Required work
Reading the records beneath this task, work out how many lines contain the word "icon" and reply with only that number.

★ ★ ★

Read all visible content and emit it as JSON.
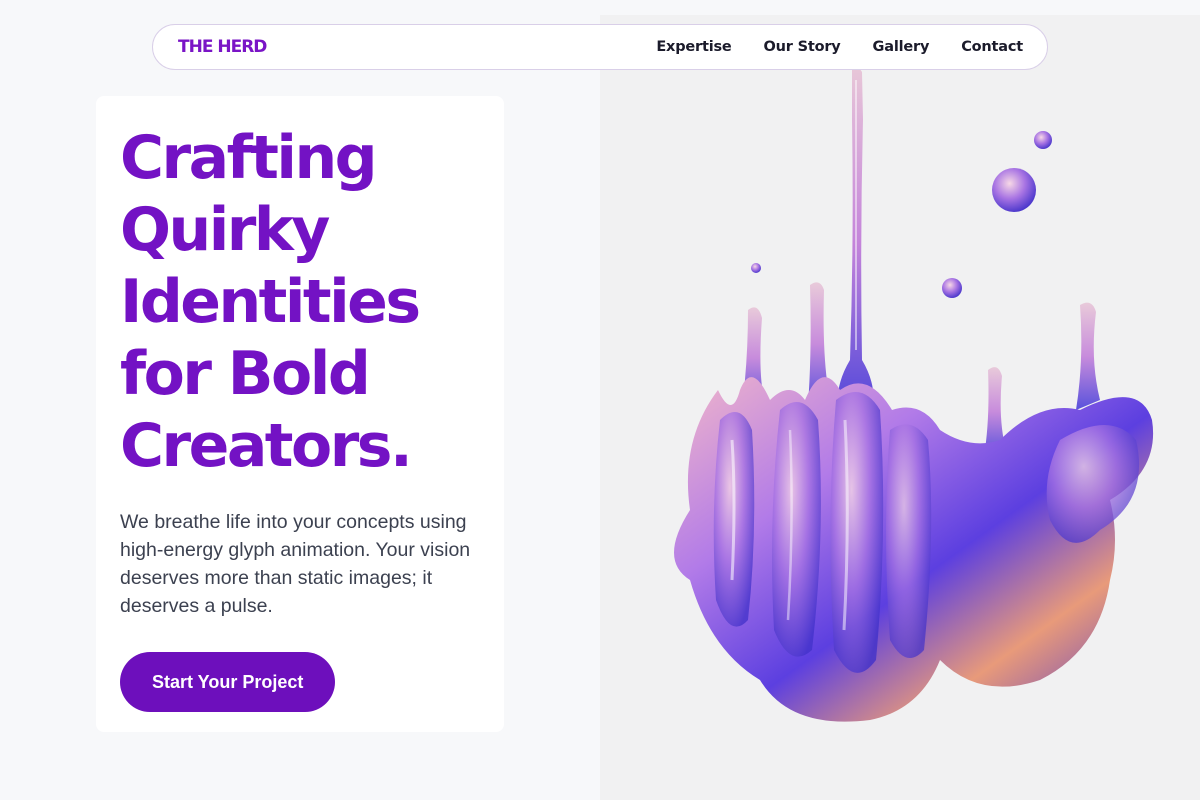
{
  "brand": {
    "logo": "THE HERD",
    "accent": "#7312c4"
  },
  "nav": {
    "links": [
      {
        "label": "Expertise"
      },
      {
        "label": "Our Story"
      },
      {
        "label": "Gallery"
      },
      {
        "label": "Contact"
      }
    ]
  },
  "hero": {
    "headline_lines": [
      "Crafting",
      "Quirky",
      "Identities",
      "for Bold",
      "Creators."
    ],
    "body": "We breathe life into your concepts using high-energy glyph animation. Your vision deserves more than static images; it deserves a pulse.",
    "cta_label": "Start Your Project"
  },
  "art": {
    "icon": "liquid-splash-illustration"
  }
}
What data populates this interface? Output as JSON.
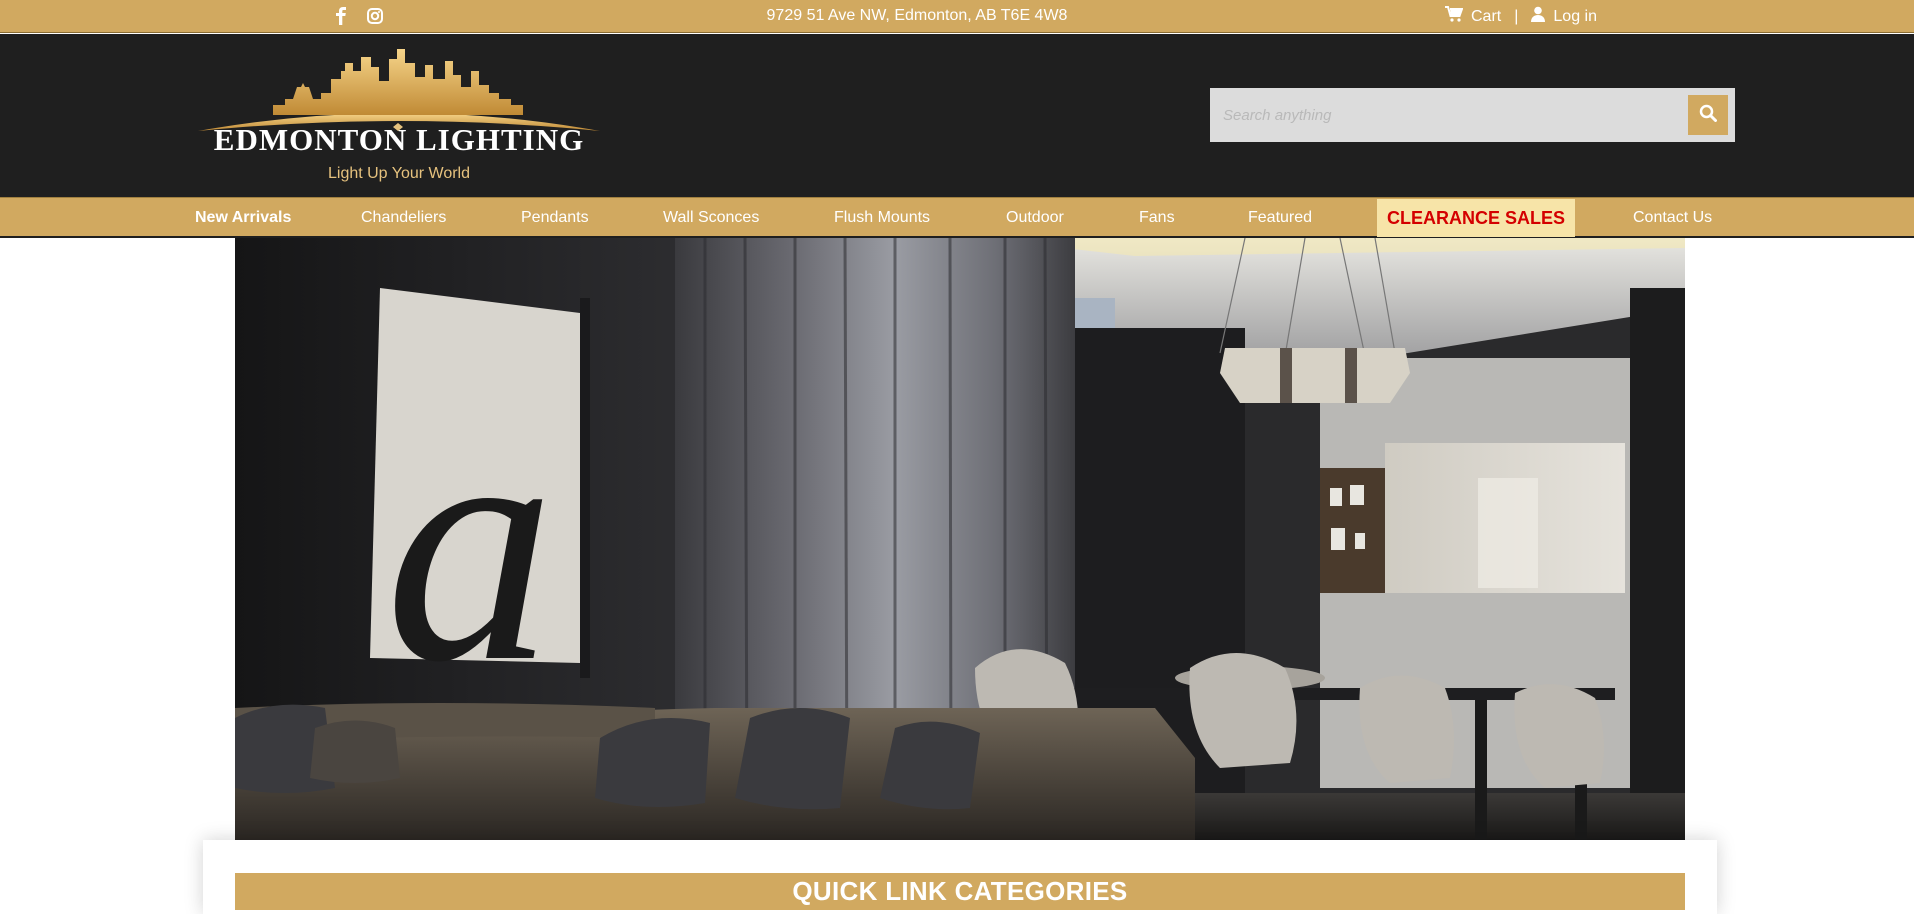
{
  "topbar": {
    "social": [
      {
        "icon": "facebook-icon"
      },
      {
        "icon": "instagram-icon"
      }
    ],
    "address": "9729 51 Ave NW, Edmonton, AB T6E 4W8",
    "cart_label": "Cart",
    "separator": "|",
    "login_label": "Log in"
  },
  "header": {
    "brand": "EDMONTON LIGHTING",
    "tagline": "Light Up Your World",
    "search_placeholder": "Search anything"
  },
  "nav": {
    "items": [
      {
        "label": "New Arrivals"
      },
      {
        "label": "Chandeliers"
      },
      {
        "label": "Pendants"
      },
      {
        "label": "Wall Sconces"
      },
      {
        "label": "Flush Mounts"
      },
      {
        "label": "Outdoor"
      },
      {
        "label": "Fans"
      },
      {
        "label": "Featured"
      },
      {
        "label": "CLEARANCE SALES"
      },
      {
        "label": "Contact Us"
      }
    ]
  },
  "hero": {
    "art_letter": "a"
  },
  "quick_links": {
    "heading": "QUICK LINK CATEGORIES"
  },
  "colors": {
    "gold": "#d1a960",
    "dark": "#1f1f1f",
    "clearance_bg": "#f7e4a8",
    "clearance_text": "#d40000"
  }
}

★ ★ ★

Answer area
3